I am so grateful for this podcast and for the harm reduction movement in general. I am 40 years old and have lost decades of my life to treatment that I knew was ineffective and violated my basic human and civil rights. This (harm reduction) has always been my home – I just didn’t know it until the last couple of years. And this podcast sounds to me more soothing then classical music, guided meditation or any of the traditional things at one considers soothing. I sometimes use it to fall asleep because I’m hearing words that validate feelings I have had for the entirety of my adult life but never had an outlet that I could express them safely inside of, much less one that actually endorses them and sees them as how we get ourselves out of second class citizenship. The so-called recovery groups that I have been a member of make me feel like I sound like Charlie Brown’s teacher when I bring up subjects like social justice and how people who use substances aren’t even protected under the Americans with disabilities act.
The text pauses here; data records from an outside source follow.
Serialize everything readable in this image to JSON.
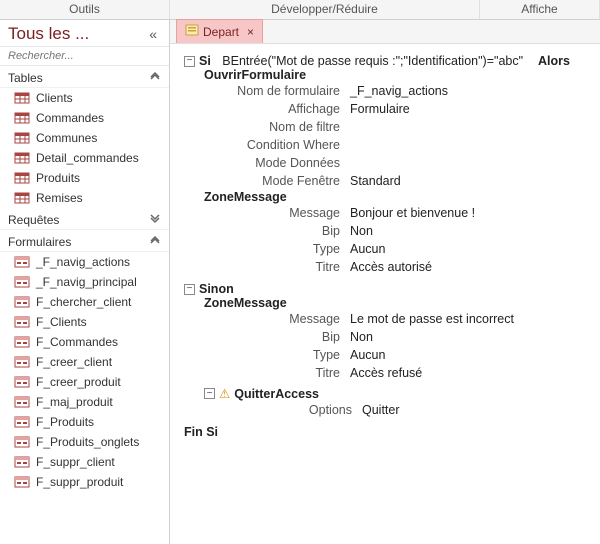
{
  "ribbon": {
    "tools": "Outils",
    "expand": "Développer/Réduire",
    "show": "Affiche"
  },
  "sidebar": {
    "title": "Tous les ...",
    "search_placeholder": "Rechercher...",
    "groups": {
      "tables": {
        "label": "Tables",
        "items": [
          "Clients",
          "Commandes",
          "Communes",
          "Detail_commandes",
          "Produits",
          "Remises"
        ]
      },
      "requetes": {
        "label": "Requêtes"
      },
      "formulaires": {
        "label": "Formulaires",
        "items": [
          "_F_navig_actions",
          "_F_navig_principal",
          "F_chercher_client",
          "F_Clients",
          "F_Commandes",
          "F_creer_client",
          "F_creer_produit",
          "F_maj_produit",
          "F_Produits",
          "F_Produits_onglets",
          "F_suppr_client",
          "F_suppr_produit"
        ]
      }
    }
  },
  "tab": {
    "label": "Depart"
  },
  "macro": {
    "si": "Si",
    "alors": "Alors",
    "expr": "BEntrée(\"Mot de passe requis :\";\"Identification\")=\"abc\"",
    "ouvrir": "OuvrirFormulaire",
    "fields": {
      "nom_form": {
        "l": "Nom de formulaire",
        "v": "_F_navig_actions"
      },
      "affichage": {
        "l": "Affichage",
        "v": "Formulaire"
      },
      "nom_filtre": {
        "l": "Nom de filtre",
        "v": ""
      },
      "cond_where": {
        "l": "Condition Where",
        "v": ""
      },
      "mode_donnees": {
        "l": "Mode Données",
        "v": ""
      },
      "mode_fenetre": {
        "l": "Mode Fenêtre",
        "v": "Standard"
      }
    },
    "zone1": "ZoneMessage",
    "z1": {
      "message": {
        "l": "Message",
        "v": "Bonjour et bienvenue !"
      },
      "bip": {
        "l": "Bip",
        "v": "Non"
      },
      "type": {
        "l": "Type",
        "v": "Aucun"
      },
      "titre": {
        "l": "Titre",
        "v": "Accès autorisé"
      }
    },
    "sinon": "Sinon",
    "zone2": "ZoneMessage",
    "z2": {
      "message": {
        "l": "Message",
        "v": "Le mot de passe est incorrect"
      },
      "bip": {
        "l": "Bip",
        "v": "Non"
      },
      "type": {
        "l": "Type",
        "v": "Aucun"
      },
      "titre": {
        "l": "Titre",
        "v": "Accès refusé"
      }
    },
    "quitter": "QuitterAccess",
    "quitter_opt": {
      "l": "Options",
      "v": "Quitter"
    },
    "finsi": "Fin Si"
  }
}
I am in the greater Boston area and if I could find a way to connect with the Harm reduction folks in Boston, I would be forever grateful because I feel like even the term ‘harm reduction’ is profane in the settings I have access to and this occurs as I am watching my friends die and become homeless and I don’t feel like we will ever become fully ‘human’ until we dismantle not just stigma but the legal prejudice and discrimination we experience every motherfucking day. I am luckier than most as I have gone to college but it doesn’t ever matter how smart I am how much more knowledgeable I am than those who oppose what I try to bring to light, I never win. And I think it’s because I pose an existential threat to everything that holds them up and is their belief system. I think harm reduction in general does that to all of these traditional recovery people who would have to change fundamentally the way they see the world and themselves if they were to embrace harm reduction as their belief system.
I feel like I could go on forever because it’s been pent-up inside of me all of these years – just how fucked up the way people view ‘addiction’ and the people who are affected by it. My own family have been the worst and it one point wanted to send me to a “Christian rehab“ in which they deal with evil spirits-they wanted to have me exorcised. I left the church at 19 on purpose because nothing about the Christians I knew had anything to do with living like Christ. And when I went to my first meeting as an adult of Alcoholics Anonymous, I saw the Judeo Christian parallels in 2.3 seconds. Give me a break ‘it’s not a religious program’…
That’s enough for me tonight. I hope to find it among people in this movement especially after this pandemic is under better wraps or done with completely. This podcast is a lullaby to me and thank you from the bottom of my hard for what you do.
And fuck Joe Arpio – not to mention his mentor/hero and the demon that gave him birth – Harry Anslinger …
PS – i’m sorry my remarks one more specific to the subject of the podcast itself tonight. I just had to let this out and to say thank you to all of the amazing beautiful wonderful people who have been my teachers although online and not in person you have done more for me then every therapist drug counselor detox or rehab social worker psychiatrist and a member of 12 step group combined. Actually, they hurt me largely. You are setting me free.